Pricing anything low or even free to lure people into spending even more money is known as providing a lead magnet. A lead magnet leads the customer in the direction you want while providing a low entry-level price to your product line.
I also typically price short works at $0.99 (e.g. short stories and books that didn’t fill out to the desired length).
Keep in mind that you’ll receive just $0.35 on the sale of such books, so keep their number at a minimum.
Price the Latest Releases at a Premium: $3.99
Your latest books in a series deserve to be priced at a premium, say $3.99. Since people will be eager to purchase the latest book and you’ll be advertising this work, a premium price should be sustainable in the market place.
Just remember, the sweet spot, the spot you never want to wander too far from, is $2.99.
Price 3 Book Bundles at a Discount: $5.99
One of the practices I’ve fallen into is bundling $2.99 books (even to include a $0.99 book) into three book bundles and charging $5.99 for the bundle. This provides the reader with three books for the price of 2 and can generate a great deal of additional income from those willing to commit to get a bargain.
Plan your series around three book bundles and release these bundles at the appropriate intervals of time.
Price Your POD Paperback to Sell eBooks: $7.99

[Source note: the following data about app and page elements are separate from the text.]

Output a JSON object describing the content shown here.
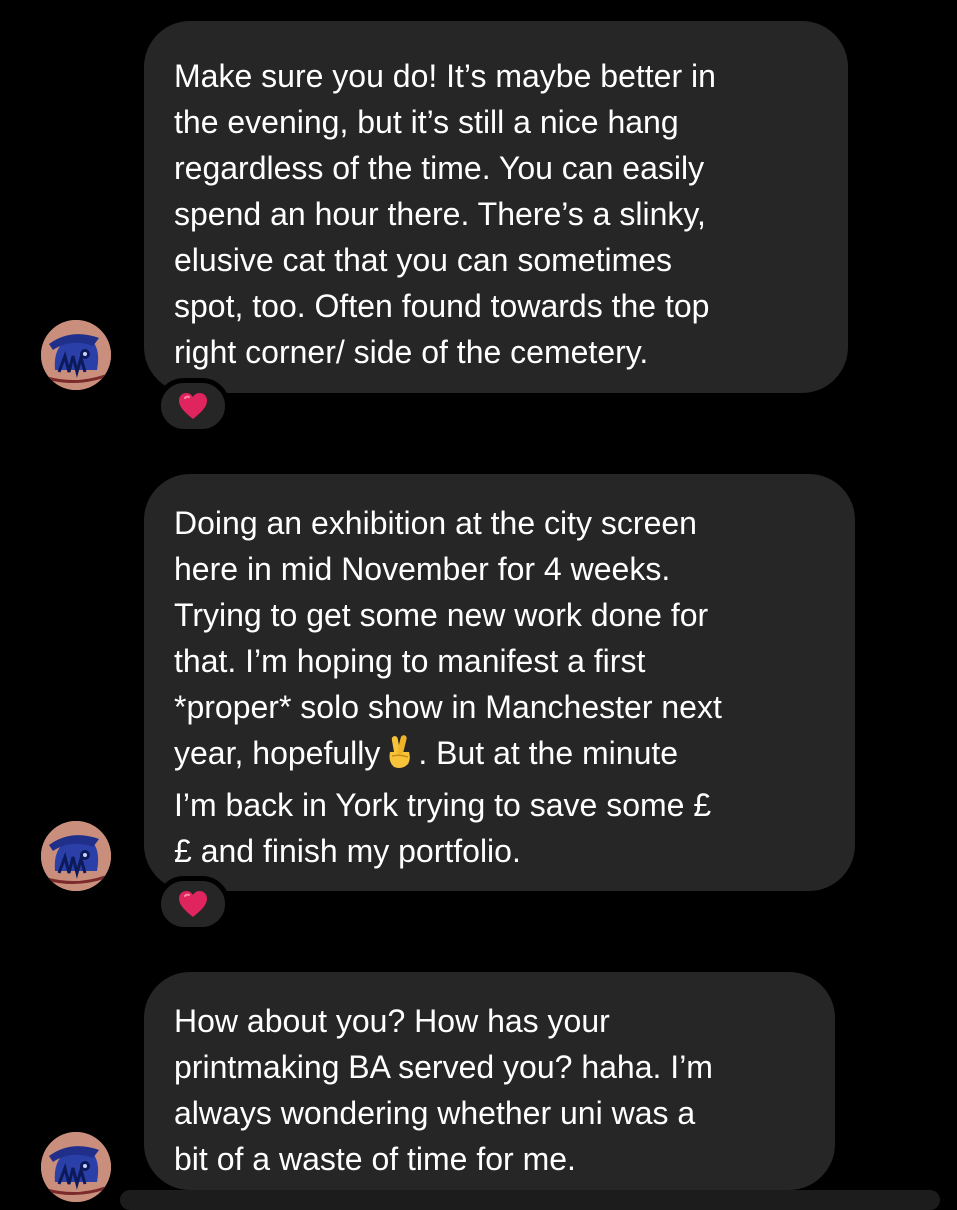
{
  "messages": [
    {
      "lines": [
        "Make sure you do! It’s maybe better in",
        "the evening, but it’s still a nice hang",
        "regardless of the time. You can easily",
        "spend an hour there. There’s a slinky,",
        "elusive cat that you can sometimes",
        "spot, too. Often found towards the top",
        "right corner/ side of the cemetery."
      ],
      "reaction": "heart-emoji"
    },
    {
      "lines": [
        "Doing an exhibition at the city screen",
        "here in mid November for 4 weeks.",
        "Trying to get some new work done for",
        "that. I’m hoping to manifest a first",
        "*proper* solo show in Manchester next"
      ],
      "line6_before": "year, hopefully",
      "line6_emoji": "crossed-fingers-emoji",
      "line6_after": ". But at the minute",
      "lines_end": [
        "I’m back in York trying to save some £",
        "£ and finish my portfolio."
      ],
      "reaction": "heart-emoji"
    },
    {
      "lines": [
        "How about you? How has your",
        "printmaking BA served you? haha. I’m",
        "always wondering whether uni was a",
        "bit of a waste of time for me."
      ]
    }
  ],
  "colors": {
    "background": "#000000",
    "bubble": "#262626",
    "text": "#ffffff",
    "heart": "#e0245e"
  }
}
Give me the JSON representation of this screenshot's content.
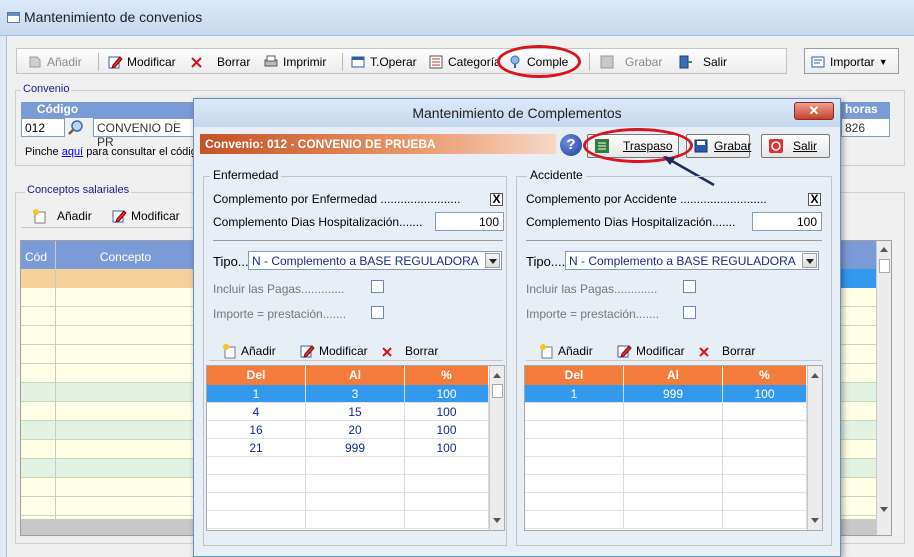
{
  "main_window": {
    "title": "Mantenimiento de convenios",
    "toolbar": {
      "add": "Añadir",
      "modify": "Modificar",
      "delete": "Borrar",
      "print": "Imprimir",
      "toper": "T.Operar",
      "category": "Categoría",
      "comple": "Comple",
      "save": "Grabar",
      "exit": "Salir",
      "import": "Importar"
    },
    "convenio": {
      "group_label": "Convenio",
      "code_header": "Código",
      "hours_header": "horas",
      "code_value": "012",
      "name_value": "CONVENIO DE PR",
      "hours_value": "826",
      "hint_prefix": "Pinche",
      "hint_link": "aquí",
      "hint_suffix": "para consultar el códig"
    },
    "conceptos": {
      "group_label": "Conceptos salariales",
      "add": "Añadir",
      "modify": "Modificar",
      "col_code": "Cód",
      "col_concept": "Concepto"
    }
  },
  "dialog": {
    "title": "Mantenimiento de Complementos",
    "close": "✕",
    "convenio_label": "Convenio: 012 - CONVENIO DE PRUEBA",
    "help": "?",
    "traspaso": "Traspaso",
    "save": "Grabar",
    "exit": "Salir",
    "enfermedad": {
      "title": "Enfermedad",
      "complemento_label": "Complemento por Enfermedad ........................",
      "complemento_checked": "X",
      "dias_label": "Complemento Dias Hospitalización.......",
      "dias_value": "100",
      "tipo_label": "Tipo....",
      "tipo_value": "N - Complemento a BASE REGULADORA",
      "pagas_label": "Incluir las Pagas.............",
      "importe_label": "Importe = prestación.......",
      "add": "Añadir",
      "modify": "Modificar",
      "delete": "Borrar",
      "headers": [
        "Del",
        "Al",
        "%"
      ],
      "rows": [
        [
          "1",
          "3",
          "100"
        ],
        [
          "4",
          "15",
          "100"
        ],
        [
          "16",
          "20",
          "100"
        ],
        [
          "21",
          "999",
          "100"
        ]
      ]
    },
    "accidente": {
      "title": "Accidente",
      "complemento_label": "Complemento por Accidente ..........................",
      "complemento_checked": "X",
      "dias_label": "Complemento Dias Hospitalización.......",
      "dias_value": "100",
      "tipo_label": "Tipo....",
      "tipo_value": "N - Complemento a BASE REGULADORA",
      "pagas_label": "Incluir las Pagas.............",
      "importe_label": "Importe = prestación.......",
      "add": "Añadir",
      "modify": "Modificar",
      "delete": "Borrar",
      "headers": [
        "Del",
        "Al",
        "%"
      ],
      "rows": [
        [
          "1",
          "999",
          "100"
        ]
      ]
    }
  },
  "colors": {
    "accent_orange": "#f37c3d",
    "selected_row": "#3399ee",
    "highlight_red": "#d9141e",
    "header_blue": "#7b9bd6"
  }
}
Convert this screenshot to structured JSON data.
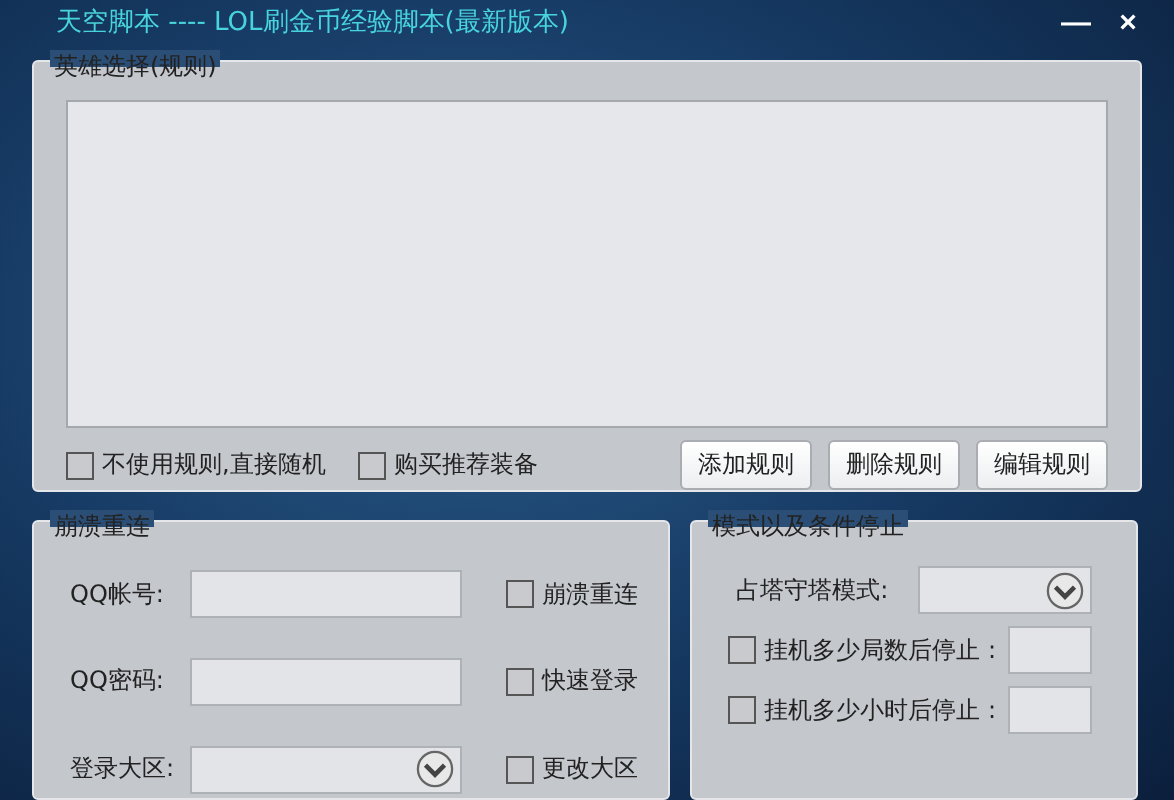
{
  "window": {
    "title": "天空脚本 ---- LOL刷金币经验脚本(最新版本)",
    "controls": [
      "—",
      "×"
    ]
  },
  "hero_group": {
    "title": "英雄选择(规则)",
    "options": [
      {
        "label": "不使用规则,直接随机",
        "checked": false
      },
      {
        "label": "购买推荐装备",
        "checked": false
      }
    ],
    "buttons": [
      "添加规则",
      "删除规则",
      "编辑规则"
    ]
  },
  "reconnect_group": {
    "title": "崩溃重连",
    "fields": [
      {
        "label": "QQ帐号:",
        "kind": "text"
      },
      {
        "label": "QQ密码:",
        "kind": "text"
      },
      {
        "label": "登录大区:",
        "kind": "select"
      }
    ],
    "options": [
      {
        "label": "崩溃重连",
        "checked": false
      },
      {
        "label": "快速登录",
        "checked": false
      },
      {
        "label": "更改大区",
        "checked": false
      }
    ]
  },
  "stop_group": {
    "title": "模式以及条件停止",
    "mode": {
      "label": "占塔守塔模式:"
    },
    "options": [
      {
        "label": "挂机多少局数后停止 :",
        "checked": false
      },
      {
        "label": "挂机多少小时后停止 :",
        "checked": false
      }
    ]
  }
}
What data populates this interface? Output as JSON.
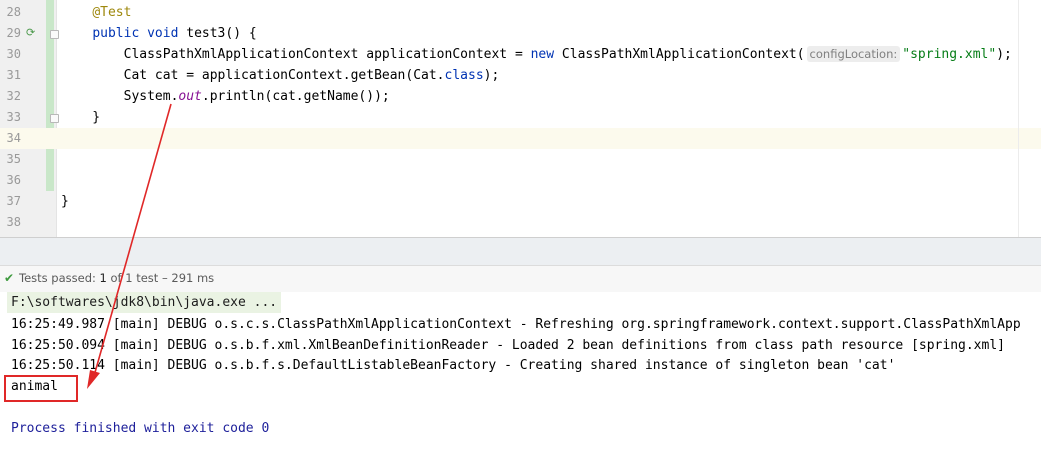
{
  "editor": {
    "lines": [
      {
        "num": "28",
        "tokens": [
          {
            "t": "    ",
            "c": ""
          },
          {
            "t": "@Test",
            "c": "ann"
          }
        ]
      },
      {
        "num": "29",
        "tokens": [
          {
            "t": "    ",
            "c": ""
          },
          {
            "t": "public",
            "c": "kw"
          },
          {
            "t": " ",
            "c": ""
          },
          {
            "t": "void",
            "c": "kw"
          },
          {
            "t": " test3() {",
            "c": ""
          }
        ]
      },
      {
        "num": "30",
        "tokens": [
          {
            "t": "        ClassPathXmlApplicationContext applicationContext = ",
            "c": ""
          },
          {
            "t": "new",
            "c": "kw"
          },
          {
            "t": " ClassPathXmlApplicationContext(",
            "c": ""
          },
          {
            "t": "configLocation:",
            "c": "hint"
          },
          {
            "t": "\"spring.xml\"",
            "c": "str"
          },
          {
            "t": ");",
            "c": ""
          }
        ]
      },
      {
        "num": "31",
        "tokens": [
          {
            "t": "        Cat cat = applicationContext.getBean(Cat.",
            "c": ""
          },
          {
            "t": "class",
            "c": "kw"
          },
          {
            "t": ");",
            "c": ""
          }
        ]
      },
      {
        "num": "32",
        "tokens": [
          {
            "t": "        System.",
            "c": ""
          },
          {
            "t": "out",
            "c": "fld"
          },
          {
            "t": ".println(cat.getName());",
            "c": ""
          }
        ]
      },
      {
        "num": "33",
        "tokens": [
          {
            "t": "    }",
            "c": ""
          }
        ]
      },
      {
        "num": "34",
        "tokens": []
      },
      {
        "num": "35",
        "tokens": []
      },
      {
        "num": "36",
        "tokens": []
      },
      {
        "num": "37",
        "tokens": [
          {
            "t": "}",
            "c": ""
          }
        ]
      },
      {
        "num": "38",
        "tokens": []
      }
    ],
    "current_line": "34",
    "run_icon": "run-test-icon"
  },
  "test_bar": {
    "check_icon": "test-passed-icon",
    "label": "Tests passed:",
    "passed": "1",
    "rest": " of 1 test – 291 ms"
  },
  "console": {
    "command": "F:\\softwares\\jdk8\\bin\\java.exe ...",
    "logs": [
      "16:25:49.987 [main] DEBUG o.s.c.s.ClassPathXmlApplicationContext - Refreshing org.springframework.context.support.ClassPathXmlApp",
      "16:25:50.094 [main] DEBUG o.s.b.f.xml.XmlBeanDefinitionReader - Loaded 2 bean definitions from class path resource [spring.xml]",
      "16:25:50.114 [main] DEBUG o.s.b.f.s.DefaultListableBeanFactory - Creating shared instance of singleton bean 'cat'"
    ],
    "output": "animal",
    "exit": "Process finished with exit code 0"
  },
  "colors": {
    "annotation_arrow": "#e02828",
    "keyword": "#0033b3",
    "string": "#067d17"
  }
}
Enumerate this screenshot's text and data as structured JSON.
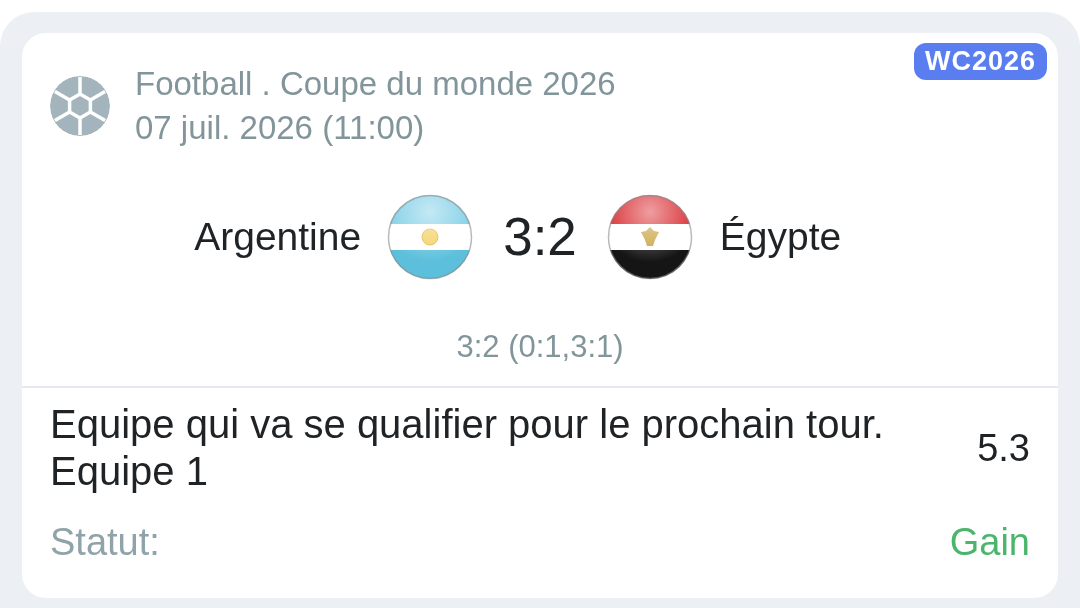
{
  "header": {
    "competition": "Football . Coupe du monde 2026",
    "date": "07 juil. 2026 (11:00)",
    "badge": "WC2026"
  },
  "match": {
    "teams": [
      {
        "name": "Argentine",
        "kind": "argentina"
      },
      {
        "name": "Égypte",
        "kind": "egypt"
      }
    ],
    "score": "3:2",
    "score_detail": "3:2 (0:1,3:1)"
  },
  "bet": {
    "market": "Equipe qui va se qualifier pour le prochain tour.",
    "outcome": "Equipe 1",
    "odds": "5.3",
    "status_label": "Statut:",
    "status": {
      "text": "Gain",
      "kind": "win"
    }
  }
}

Remember, the purpose of a POD paperback is to drive eBook sales. Since Amazon displays the paperback price crossed out, followed by the eBook price in the upper right-hand corner of your book description page, you should charge a relatively large amount for your paperback to make the eBook price appear to be an incredible deal.
The least you’ll probably be able to charge for your paperback is $5.99 to cover publication costs. A price of $9.99 seems inflated. I, therefore, like to price my paperback releases at $7.99. As a result, your Amazon book description page will show your book marked down from a maximum price of $7.99 to $2.99. This should help a lot to sell eBooks.
Why Use .99 or .97 Pricing
So, why price books ending with $0.99 instead of rounding the price up to the nearest dollar? Two reasons:
- Because $2.99 seems a lot less than $3.00. It’s a physiological thing involving what we mentally perceive as a large number (a rounded number).
- Because $2.99 is the location of the Sweet Spot as set by Amazon.
Note that long term marketers feel that you should instead terminate prices with $0.97 to make it appear less obvious that you’re charging the maximum number of cents without charging a full dollar. The fact that Amazon has set the Sweet Spot at $2.99 shows they don’t agree with this marketing strategy.
Bottom line: End all your prices with $0.99 to maximize profits.
How to Make an Amazon eBook Perma-Free
A perma-free book is a book that is permanently free on Amazon. Rather than using perma-free pricing, I prefer to price my lead magnet books at $0.99. However, should you want to go perma-free, the following is the rather odd process that you must go through.
- Publish your book on Amazon for $2.99.
- Publish your book on another platform. I recommend Barnes & Noble or the Apple Store for free.
- Get friends to notify Amazon that your book is free on another platform.
- Amazon will eventually price match your book by making it free.
Note that this is the only way to offer a book for free on Amazon.
I’ll see you in the classroom,